Whitney Trettien muses on A Blank Poem (1723); or, the Present of Absence: ‘…in short, blankness is sarcasm; it signifies the nothingness and “No Body” of what it’s supposed to celebrate.’
Of science and nature
William Eamon examines The Renaissance Curioso: ‘What did it mean to be a curious person in the Renaissance?’
Adrian Teal (guest posting at Dainty Ballerina) discusses Hops, Hogsheads and Horsepower, A Highly-Selective History of Beer.

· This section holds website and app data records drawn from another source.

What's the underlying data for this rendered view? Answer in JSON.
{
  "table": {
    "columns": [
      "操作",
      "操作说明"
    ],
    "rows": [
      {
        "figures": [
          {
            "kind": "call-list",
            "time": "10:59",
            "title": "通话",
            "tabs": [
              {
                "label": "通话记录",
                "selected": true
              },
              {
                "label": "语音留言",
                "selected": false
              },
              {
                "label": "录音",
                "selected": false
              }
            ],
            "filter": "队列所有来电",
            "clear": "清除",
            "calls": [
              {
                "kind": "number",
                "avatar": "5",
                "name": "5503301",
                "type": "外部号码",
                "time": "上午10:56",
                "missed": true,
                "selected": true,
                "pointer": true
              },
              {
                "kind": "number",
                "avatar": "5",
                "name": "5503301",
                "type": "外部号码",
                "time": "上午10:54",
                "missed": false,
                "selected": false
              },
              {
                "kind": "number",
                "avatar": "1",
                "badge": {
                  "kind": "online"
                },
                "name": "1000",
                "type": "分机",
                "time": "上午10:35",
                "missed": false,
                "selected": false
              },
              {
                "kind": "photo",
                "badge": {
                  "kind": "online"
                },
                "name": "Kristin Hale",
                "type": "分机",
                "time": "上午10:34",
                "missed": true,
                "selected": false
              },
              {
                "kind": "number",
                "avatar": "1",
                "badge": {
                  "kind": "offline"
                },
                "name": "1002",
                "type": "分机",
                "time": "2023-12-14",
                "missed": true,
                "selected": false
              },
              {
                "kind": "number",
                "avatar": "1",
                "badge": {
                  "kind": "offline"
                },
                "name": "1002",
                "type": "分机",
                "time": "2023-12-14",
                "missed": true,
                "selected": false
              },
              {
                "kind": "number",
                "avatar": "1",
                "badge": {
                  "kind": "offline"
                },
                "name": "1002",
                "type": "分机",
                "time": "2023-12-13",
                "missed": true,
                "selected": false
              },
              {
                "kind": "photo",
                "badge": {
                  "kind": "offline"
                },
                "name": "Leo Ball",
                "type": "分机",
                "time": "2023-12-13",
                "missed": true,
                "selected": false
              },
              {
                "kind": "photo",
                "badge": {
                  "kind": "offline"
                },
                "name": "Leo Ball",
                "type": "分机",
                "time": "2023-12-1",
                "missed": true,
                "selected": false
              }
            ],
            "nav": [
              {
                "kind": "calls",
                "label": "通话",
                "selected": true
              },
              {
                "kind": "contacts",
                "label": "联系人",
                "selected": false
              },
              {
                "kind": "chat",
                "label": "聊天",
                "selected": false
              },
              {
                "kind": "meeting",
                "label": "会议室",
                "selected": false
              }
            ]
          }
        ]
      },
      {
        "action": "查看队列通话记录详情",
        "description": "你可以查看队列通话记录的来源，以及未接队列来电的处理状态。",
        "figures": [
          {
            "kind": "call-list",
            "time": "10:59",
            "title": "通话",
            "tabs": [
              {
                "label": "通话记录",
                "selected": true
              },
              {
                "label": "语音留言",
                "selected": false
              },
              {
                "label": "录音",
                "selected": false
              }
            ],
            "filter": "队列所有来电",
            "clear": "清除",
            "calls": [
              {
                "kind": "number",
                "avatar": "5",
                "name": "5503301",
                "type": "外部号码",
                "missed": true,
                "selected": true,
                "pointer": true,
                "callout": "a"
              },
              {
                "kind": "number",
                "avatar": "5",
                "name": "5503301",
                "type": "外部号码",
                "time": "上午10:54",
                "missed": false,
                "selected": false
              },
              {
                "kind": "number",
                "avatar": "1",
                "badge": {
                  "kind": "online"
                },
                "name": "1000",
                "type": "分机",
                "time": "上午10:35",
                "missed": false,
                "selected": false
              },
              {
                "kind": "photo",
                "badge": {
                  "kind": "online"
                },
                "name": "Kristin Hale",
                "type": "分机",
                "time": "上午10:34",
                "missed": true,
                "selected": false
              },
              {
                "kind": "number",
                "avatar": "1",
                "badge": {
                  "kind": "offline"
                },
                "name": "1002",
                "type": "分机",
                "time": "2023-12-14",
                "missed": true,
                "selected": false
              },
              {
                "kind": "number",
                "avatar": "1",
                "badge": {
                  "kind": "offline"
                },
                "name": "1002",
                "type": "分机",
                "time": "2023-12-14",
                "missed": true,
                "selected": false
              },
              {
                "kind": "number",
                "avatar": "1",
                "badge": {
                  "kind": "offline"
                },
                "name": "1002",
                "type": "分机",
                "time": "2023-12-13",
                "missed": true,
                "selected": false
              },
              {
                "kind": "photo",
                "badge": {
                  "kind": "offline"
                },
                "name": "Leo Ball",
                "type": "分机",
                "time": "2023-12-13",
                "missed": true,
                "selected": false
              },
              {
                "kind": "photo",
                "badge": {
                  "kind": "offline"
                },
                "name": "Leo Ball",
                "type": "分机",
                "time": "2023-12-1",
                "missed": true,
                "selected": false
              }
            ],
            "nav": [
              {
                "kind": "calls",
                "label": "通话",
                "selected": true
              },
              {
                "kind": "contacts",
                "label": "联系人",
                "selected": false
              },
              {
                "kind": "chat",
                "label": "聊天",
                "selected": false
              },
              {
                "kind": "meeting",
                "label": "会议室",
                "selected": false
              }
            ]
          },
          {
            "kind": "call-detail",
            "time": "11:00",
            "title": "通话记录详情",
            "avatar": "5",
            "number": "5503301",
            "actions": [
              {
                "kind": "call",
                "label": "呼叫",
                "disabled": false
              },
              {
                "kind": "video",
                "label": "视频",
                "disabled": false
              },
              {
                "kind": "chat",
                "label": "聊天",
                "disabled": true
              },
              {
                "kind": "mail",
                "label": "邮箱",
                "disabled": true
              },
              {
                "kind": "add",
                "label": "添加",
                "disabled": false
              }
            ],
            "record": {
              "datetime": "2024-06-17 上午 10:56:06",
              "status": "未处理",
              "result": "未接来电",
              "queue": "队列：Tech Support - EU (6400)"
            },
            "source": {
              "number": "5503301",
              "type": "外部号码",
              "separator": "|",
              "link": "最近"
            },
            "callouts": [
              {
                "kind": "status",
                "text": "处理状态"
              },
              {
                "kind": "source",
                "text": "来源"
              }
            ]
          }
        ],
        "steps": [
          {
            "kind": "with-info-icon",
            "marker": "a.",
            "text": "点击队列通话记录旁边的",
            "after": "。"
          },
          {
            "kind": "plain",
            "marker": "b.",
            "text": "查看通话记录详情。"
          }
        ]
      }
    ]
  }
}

Mmm, beer…
Women in Medieval and Early Modern History has some Weird Science: Sex and Reproductive Knowledge in the Early Seventeenth Century, when pregnancy was still the subject of much uncertainty and strange beliefs.
The Renaissance Mathematicus examines the life and work of the observational astronomer John Flamsteed (1646-1719) in Return of the stamp collector.
The Royal Society’s History of Science blog explores What scientists want: Robert Boyle’s to-do list.
Wonders and Marvels has a guest post by Jennifer Ouellette on Dangerous Curves: Maria Gaetana Agnesi, 18th-century polyglot, mathematician and nun.
The Artist’s Progress examines responses to the proposal of a Dog Tax in 1796. (It didn’t go down well.)
Jonathan Dresner examines The Lead Poisoning Thesis in Imperial Japan.
Crime and punishment
Executed Today looks at the hanging of Antonio Rinaldeschi, bad gambler for sacrilege in 1501: ‘passing an image of Holy Mother at the piazza Santa Maria de Alberighi, he gathered up some nearby dung and flung it at the sacred pic’.
Early Modern Whale surveys Thomas Barton’s ‘Brief Relation’ of the life and death of Thomas’s brother William, who was hanged for murder in 1661.
From the Hands of Quacks has begun a series of posts on The Criminalized Body: this one focuses on the 1752 Murder Act and public dissections in 18th-century Britain.
Early American Crime has the story of Thomas Mount (ex. for burglary in 1791) and the Flash Company.
Georgian London looks at Jeremy Bentham’s ideas for penal reform in The Birth of the Surveillance Society
Politics and people
Chaos Bogey has a digression on The Step Between covers Hilary Mantel’s Thomas Cromwell, sixteenth-century politics and the power of queens.
The National Library of Scotland’s Rare Books blog discusses Patrick Hamilton and the beginning of the Scottish Reformation.
Executed Today considers Anthony Babington‘s plot and execution in 1586.
Early Modern History quotes Clarendon on Sir John Coke (1563-1644), Charles I’s Secretary of State 1625-1640.
Mercurius Politicus notes an account of a curious portrait of Oliver Cromwell in It is I.
The Gentleman Administrator stalks Charles II during his exile in Jersey.
Boston 1775 goes in search of “One Dewksbury Who Lives about 4 Miles from You”, who (if anyone managed to find him) belonged to George Washington’s early intelligence network.
Vast Public Indifference traces a picture of the die-hard Whig family of The Littlest Martyr, Charles Pratt Marston, who died during the Boston siege of 1775-6.
The Artist’s Progress uncovers The Many Guises of Marie Antoinette in French caricature ‘from the first rustlings of revolution to her execution in 1793’.
And that’s it folks! Hope you enjoyed it…
Many thanks to Nandini Ramachandran, Jason of Executed Today, Nick Poyntz, William Eamon and Jonathan Dresner for sending in nominations. And apologies to the latter two, whose emails I managed to overlook in my inbox until after posting because I put them in the wrong folder.